* Work task:
Using the records that follow, work out how many lines hold the string "UFMA" and provide that number only.

* Records shown:
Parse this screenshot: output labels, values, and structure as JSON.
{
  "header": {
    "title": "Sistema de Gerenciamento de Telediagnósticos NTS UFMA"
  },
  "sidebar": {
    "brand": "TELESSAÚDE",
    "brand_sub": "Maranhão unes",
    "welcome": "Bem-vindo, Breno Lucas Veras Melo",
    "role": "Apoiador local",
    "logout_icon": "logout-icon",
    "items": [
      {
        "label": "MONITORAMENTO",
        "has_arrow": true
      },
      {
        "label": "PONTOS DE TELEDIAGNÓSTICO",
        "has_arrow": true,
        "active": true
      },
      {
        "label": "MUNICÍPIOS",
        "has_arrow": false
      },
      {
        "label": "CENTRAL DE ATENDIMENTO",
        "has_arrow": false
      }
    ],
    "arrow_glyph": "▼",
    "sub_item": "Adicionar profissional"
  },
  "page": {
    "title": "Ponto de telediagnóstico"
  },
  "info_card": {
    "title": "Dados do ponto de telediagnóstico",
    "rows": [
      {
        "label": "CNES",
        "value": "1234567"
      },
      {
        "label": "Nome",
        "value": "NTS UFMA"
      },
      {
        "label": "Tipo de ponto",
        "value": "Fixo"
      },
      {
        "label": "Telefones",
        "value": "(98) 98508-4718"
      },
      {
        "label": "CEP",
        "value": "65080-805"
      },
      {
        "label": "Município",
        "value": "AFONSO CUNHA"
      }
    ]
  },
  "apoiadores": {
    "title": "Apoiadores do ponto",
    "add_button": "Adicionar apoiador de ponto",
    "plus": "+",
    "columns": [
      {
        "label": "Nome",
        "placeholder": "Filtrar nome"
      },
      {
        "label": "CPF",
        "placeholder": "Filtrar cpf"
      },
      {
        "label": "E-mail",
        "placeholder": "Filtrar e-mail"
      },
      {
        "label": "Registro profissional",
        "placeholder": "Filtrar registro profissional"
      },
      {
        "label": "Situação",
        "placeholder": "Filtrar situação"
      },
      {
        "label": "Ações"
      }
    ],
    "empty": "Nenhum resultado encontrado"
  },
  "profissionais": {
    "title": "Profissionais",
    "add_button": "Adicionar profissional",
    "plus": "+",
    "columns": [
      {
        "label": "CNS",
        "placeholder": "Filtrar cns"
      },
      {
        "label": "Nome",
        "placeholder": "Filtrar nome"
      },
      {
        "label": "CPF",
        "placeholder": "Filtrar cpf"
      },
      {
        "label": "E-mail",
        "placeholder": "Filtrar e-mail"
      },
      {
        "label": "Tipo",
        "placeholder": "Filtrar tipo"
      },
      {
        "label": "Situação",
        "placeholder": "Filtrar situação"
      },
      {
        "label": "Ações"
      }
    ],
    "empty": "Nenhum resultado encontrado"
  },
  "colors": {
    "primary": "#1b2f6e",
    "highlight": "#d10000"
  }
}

* Result of the task:
2